Women business leaders converge on Greece

The Global Summit of Women, an annual event that describes itself as ‘the Davos for women,’ took place at the end of May in Athens. Originally begun by Globewomen as an economic forum for women leaders in the public, private and non-profit sectors, The Global Summit of Women brought delegates from more than 80 countries together to discuss the areas of economic growth and opportunity for women worldwide.

More than 1,000 people attended to hear speakers such as Elizabeth Thabethe, the South African deputy minister of trade and industry; Zhen Yan from the All-China Women's Federation; and Julia Brown, senior vice president of Kraft Foods.

Umran Beba from PepsiCo APAC, commented, ‘Seeing one thousand people from 81 countries in a room is impressive. It is even more impressive when you consider that the topic of discussion is women, women’s representation and development.’



Women’s global economic opportunities analysed and rated

In March this year, The Economist Intelligence Unit (EIU), a sister company of news and international affairs weekly The Economist, published its second Women’s Economic Opportunity Index to coincide with International Women's Day. The index rates 128 countries by access to economic opportunities for female employees and entrepreneurs, drawing on data from organizations including the United Nations, International Monetary Fund, and the World Health Organization.

With almost half of working-age women not active in the global economy, the EIU’s report emphasizes the need to expand women’s role in the economy, and opportunities to boost the global economy by helping women play a larger part in the workplace.

Using 29 indicators to measure access to finance, education, training, legal and social status, and the general business environment, the EIU’s index publishes a table showing the percentage ranking and positive or negative change in women’s opportunities for each of the 128 countries.
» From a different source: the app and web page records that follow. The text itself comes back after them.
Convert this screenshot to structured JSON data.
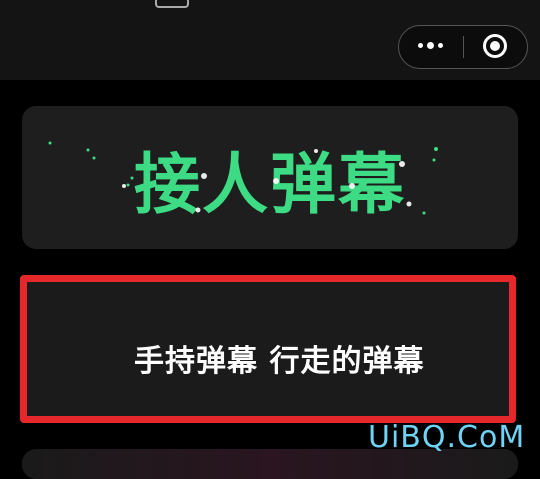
{
  "card_top": {
    "title": "接人弹幕",
    "title_color": "#3ddc84"
  },
  "card_selected": {
    "label": "手持弹幕 行走的弹幕",
    "border_color": "#e6282d"
  },
  "watermark": "UiBQ.CoM",
  "icons": {
    "more": "more-dots-icon",
    "close": "target-close-icon"
  }
}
Sweden — the only state to achieve a 90% rating — tops the table, with neighbouring Norway and Finland in second and third. The United States ranks 14th, Japan 25th, China 68th and India 98th.